Specifically, according to figures published in the company’s letter to investors, 142,000 apps, accounting for 130 million tweets, have had their API access revoked; and there are now 90 percent fewer accounts using TweetDeck to create junk tweets.
To note, Twitter’s new changes took effect only on March 23, and the earnings report covers only activity for the three months ending March 30 — meaning these numbers are just covering a week of activity. In other words, the effect over the longer term will likely be significant.
The TweetDeck stat covering 90 percent fewer users using TweetDeck to create false information and automated engagement spam are both a result of changes to TweetDeck itself as well as a new and more proactive approach that Twitter is taking.
In February, Twitter stopped allowing automating mass retweeting — or TweetDecking, as it’s been called by some — in which power users turned to TweetDeck to retweet posts across masses of accounts they managed, as well as across smaller user groups of people who managed masses of accounts, a technique that helps a tweet go viral. Some weeks later it moved to suspend a number of accounts that were guilty of the practice, although at least some of those suspensions were strongly disputed by the owners as mistakes on the part of the company.

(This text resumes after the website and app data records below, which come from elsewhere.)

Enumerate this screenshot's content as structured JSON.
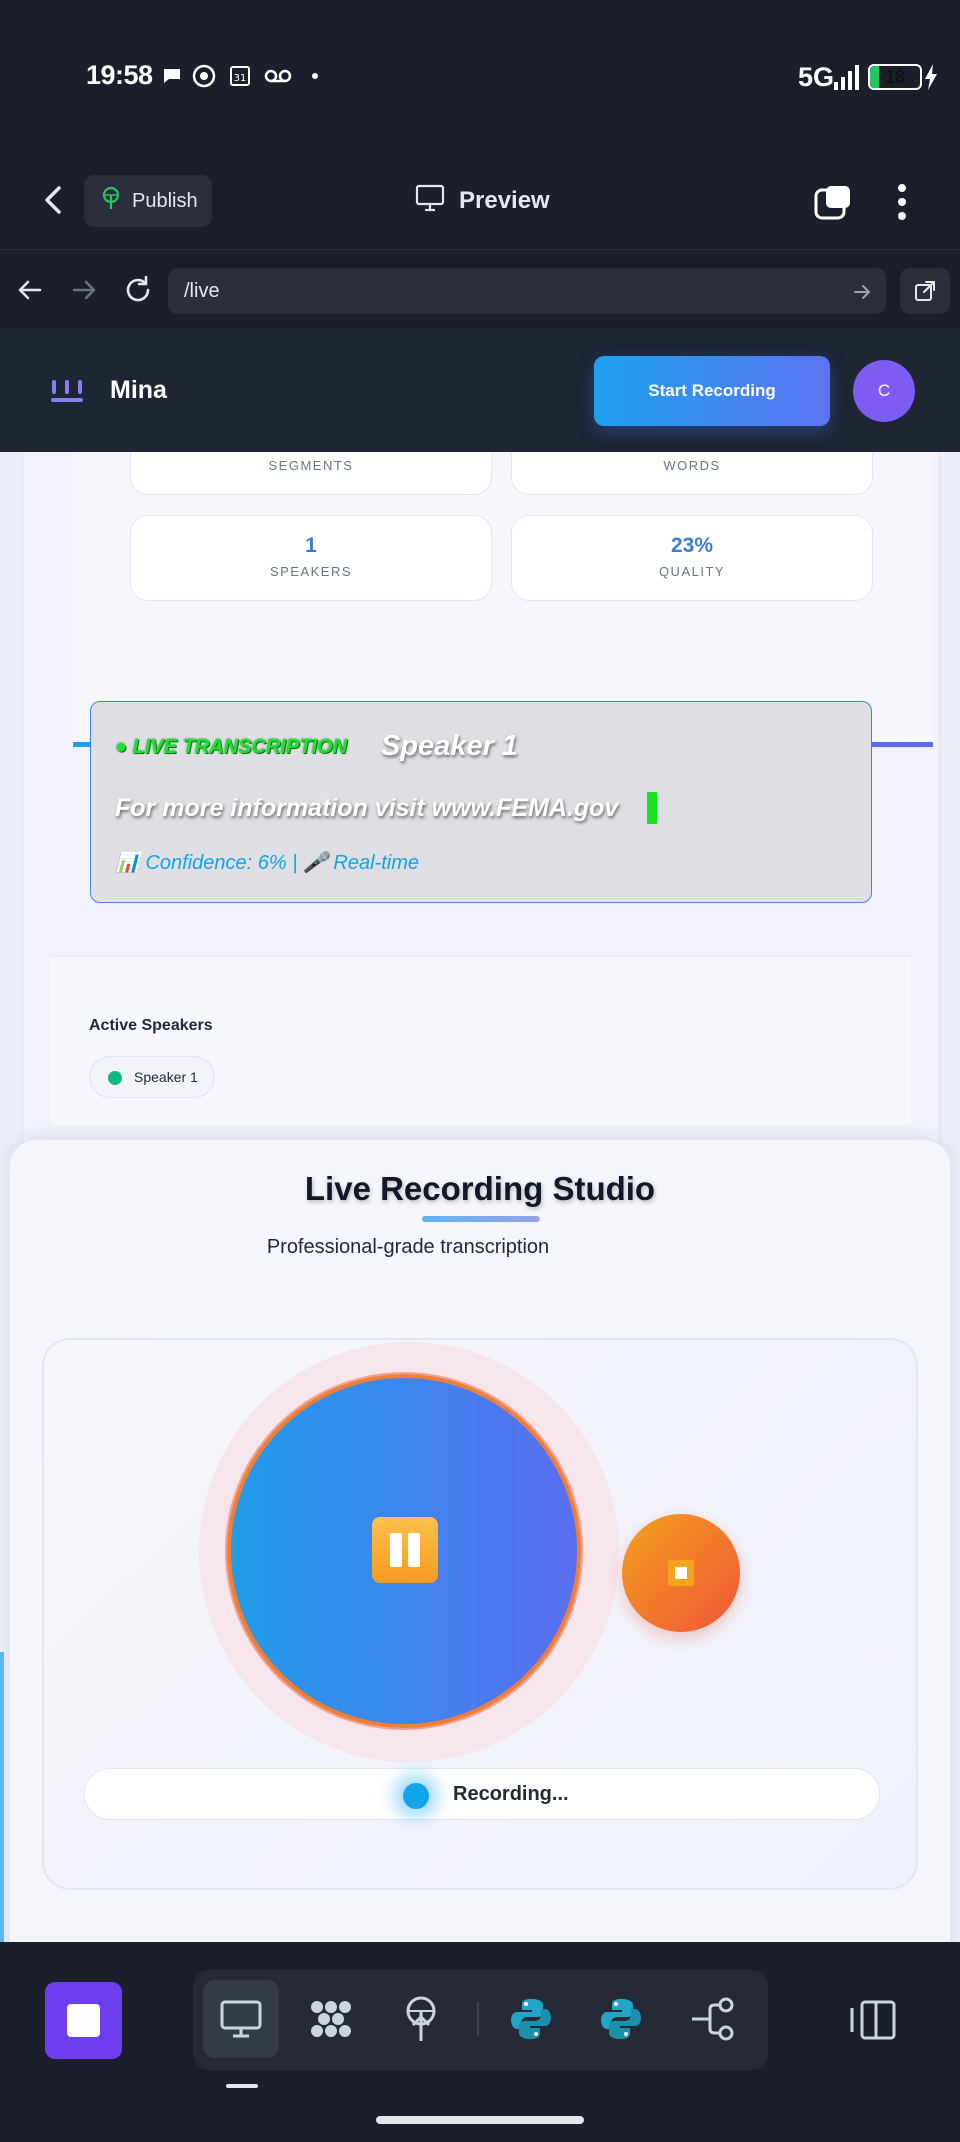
{
  "status_bar": {
    "time": "19:58",
    "network": "5G",
    "battery": "18",
    "battery_level": 0.18
  },
  "app_bar": {
    "publish_label": "Publish",
    "preview_label": "Preview"
  },
  "browser": {
    "url": "/live"
  },
  "site": {
    "brand": "Mina",
    "start_recording_label": "Start Recording",
    "avatar_initial": "C"
  },
  "stats": {
    "segments_label": "SEGMENTS",
    "words_label": "WORDS",
    "speakers_value": "1",
    "speakers_label": "SPEAKERS",
    "quality_value": "23%",
    "quality_label": "QUALITY"
  },
  "live_transcription": {
    "tag": "● LIVE TRANSCRIPTION",
    "speaker": "Speaker 1",
    "text": "For more information visit www.FEMA.gov",
    "meta": "📊 Confidence: 6% | 🎤 Real-time"
  },
  "active_speakers": {
    "title": "Active Speakers",
    "chips": [
      "Speaker 1"
    ]
  },
  "studio": {
    "title": "Live Recording Studio",
    "subtitle": "Professional-grade transcription",
    "status": "Recording..."
  },
  "colors": {
    "accent": "#1ea1ee",
    "brand_purple": "#7c5cf2",
    "recording_blue": "#13a5e9",
    "stop_orange": "#f0563b"
  },
  "icons": [
    "back-icon",
    "publish-icon",
    "monitor-icon",
    "tabs-icon",
    "menu-dots-icon",
    "arrow-left-icon",
    "arrow-right-icon",
    "reload-icon",
    "external-link-icon",
    "brand-logo-icon",
    "pause-icon",
    "stop-icon",
    "desktop-icon",
    "graph-icon",
    "deploy-icon",
    "python-icon",
    "branch-icon",
    "side-panel-icon"
  ]
}
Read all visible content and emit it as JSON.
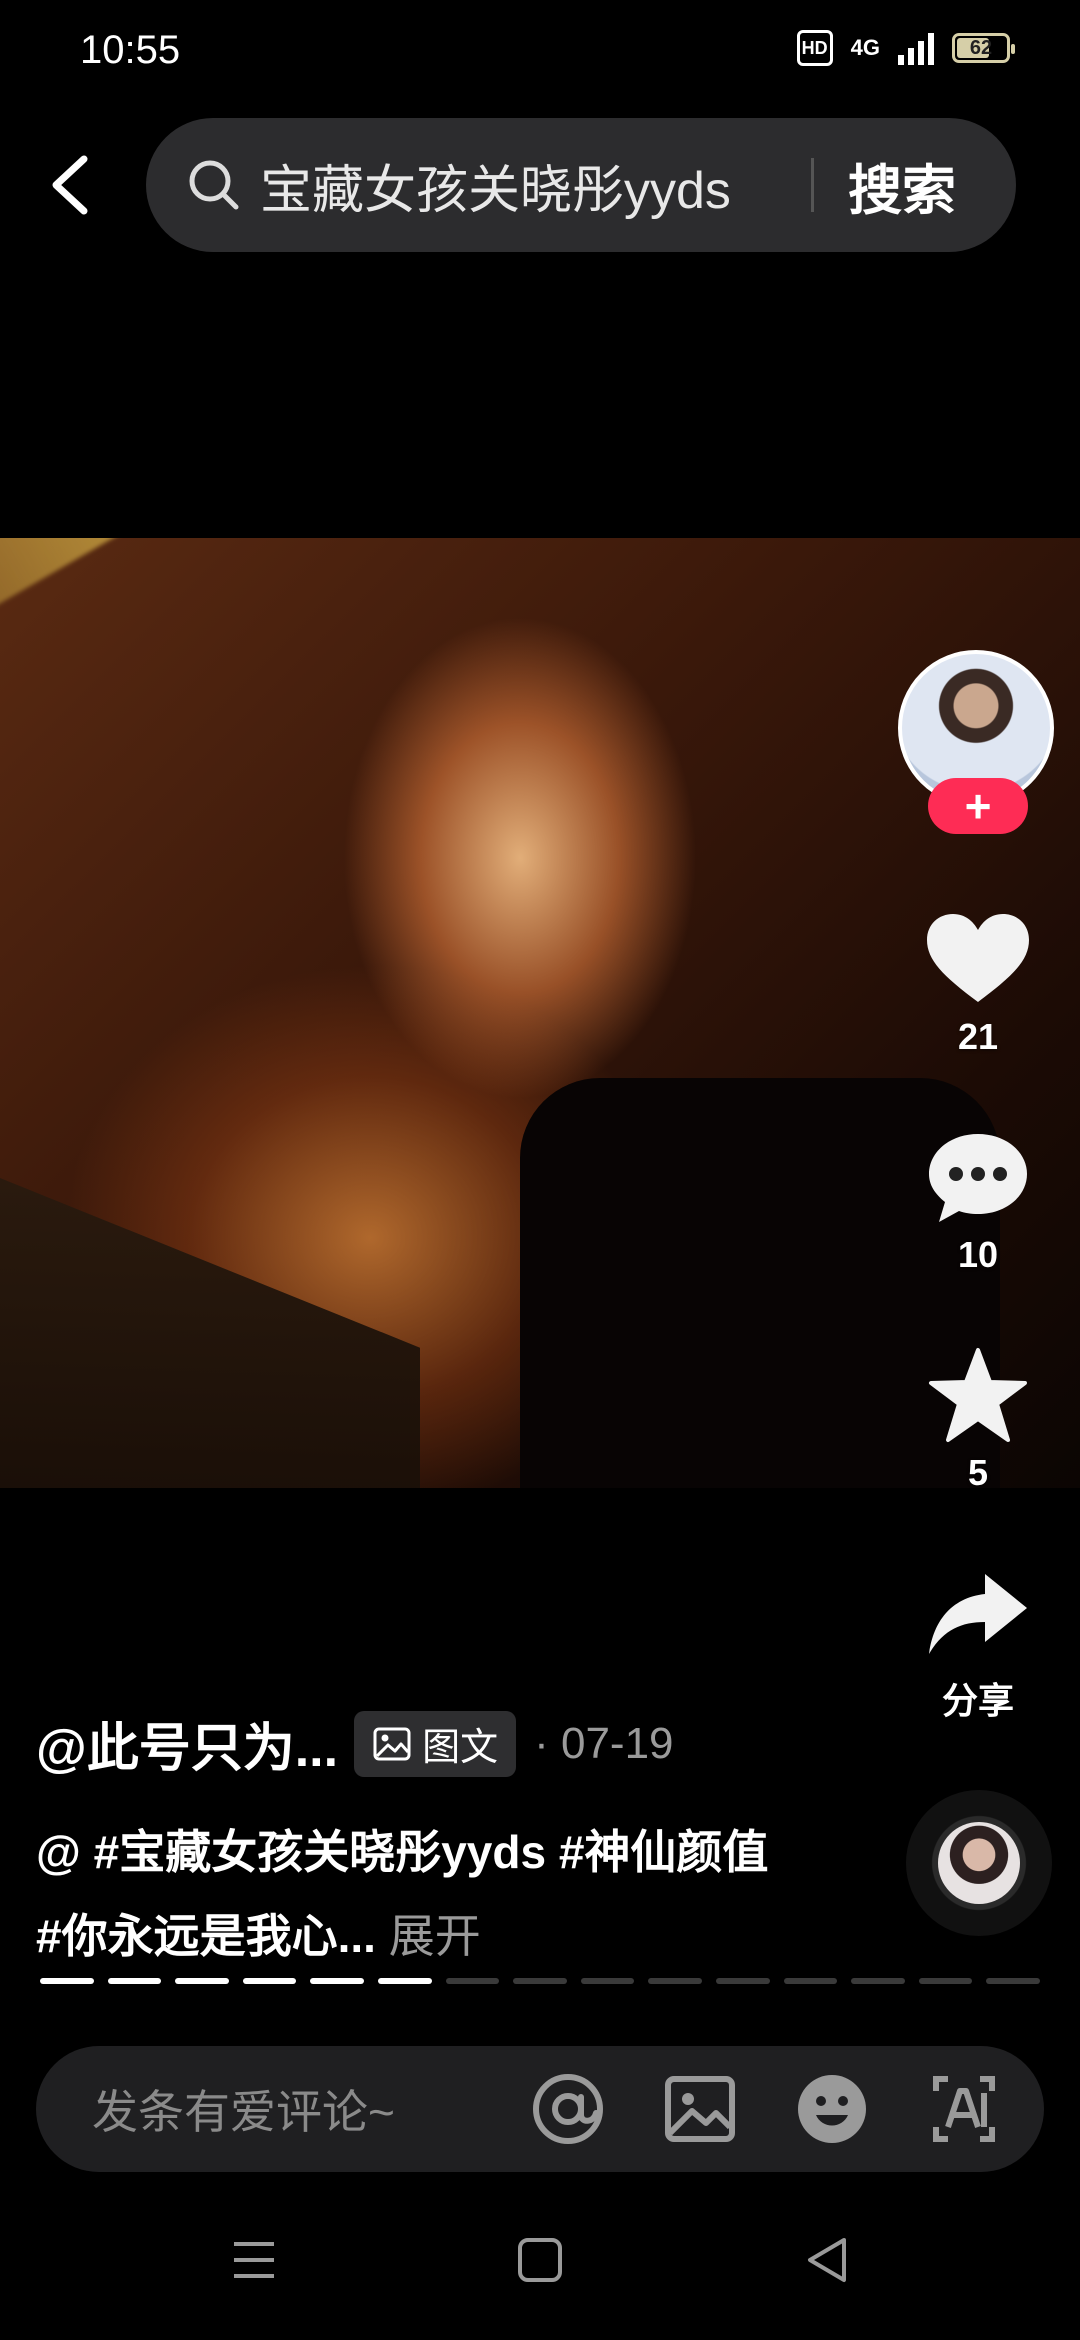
{
  "status": {
    "time": "10:55",
    "hd_badge": "HD",
    "network": "4G",
    "battery": "62",
    "battery_level": 0.62
  },
  "search": {
    "query": "宝藏女孩关晓彤yyds",
    "button": "搜索"
  },
  "actions": {
    "like_count": "21",
    "comment_count": "10",
    "favorite_count": "5",
    "share_label": "分享",
    "follow_symbol": "+"
  },
  "post": {
    "author": "@此号只为...",
    "type_label": "图文",
    "date_separator": "·",
    "date": "07-19",
    "caption": "@ #宝藏女孩关晓彤yyds #神仙颜值 #你永远是我心...",
    "expand": "展开"
  },
  "progress": {
    "total": 15,
    "current": 6
  },
  "comment_bar": {
    "placeholder": "发条有爱评论~"
  },
  "colors": {
    "accent": "#fe2c55",
    "background": "#000000"
  },
  "icons": [
    "back-icon",
    "search-icon",
    "heart-icon",
    "comment-icon",
    "star-icon",
    "share-icon",
    "image-icon",
    "at-icon",
    "emoji-icon",
    "ai-icon",
    "menu-icon",
    "home-icon",
    "back-triangle-icon"
  ]
}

Policies and enforcement around the company’s API have also been tightened up. The 142,000 applications that are no longer connected to the API were responsible for no less than 130 million “low-quality tweets.” It’s a sizeable volume on its own, but — given the Twitter model — it’s even more impactful since they spurred a number of interactions and retweets outside those spam accounts, perpetuated by individuals. As with TweetDeck, the API changes were part of the larger overhaul Twitter made around automation and multiple accounts.
It’s an interesting turn for the company: Given that the mass-action tweeting ability has been so hugely misused, it’s a wonder why Twitter ever allowed it in the first place. It may have been one of those badly conceived moments where Twitter thought it would help with traffic and activity on the site at a time when it needed to demonstrate growth, and perhaps just to bring more activity to the platform when it was smaller.
Beyond its own desire to be a force for good and not abuse, it’s also something that Twitter has been somewhat forced to address. Social media sites like Twitter and Facebook have proven to have a huge role in helping to disseminate information, but that spotlight has taken on a particularly pernicious hue in recent times. The rise of fake news and what role that might have played in the outcome of the EU referendum in the U.K. and the most recent presidential election in the U.S.; and extreme cases of harassment online, are two of the uglier examples of where social sites might have an obligation to play a stronger role beyond that of simply being a conduit for information. With governments now also looking into the issue, Twitter taking better control of this is an important step, and perhaps one it would rather control itself.
In any case, this appears to be just the start of how Twitter hopes to raise the tone, and generally make its platform a safer and nicer place to be. “Our systems continue to identify and challenge millions of suspicious accounts globally per week as a result of our sustained investments in improving information quality on Twitter,” the company notes.
There are also some interesting plans in the pipeline. The company has been on a “health” kick of late, and has been looking to crowdsource suggestions for how to improve trust and safety, and reduce abuse and spam, on the platform. An RFP that it issued to stakeholders — and anyone interested in helping — has so far yielded 230 responses from “global institutions,” the company said. “We expect to have meaningful updates in the second quarter, and we’re committed to continuing to share our progress along the way.”
We are listening to the earnings webcast and will update with more related to this as we hear it.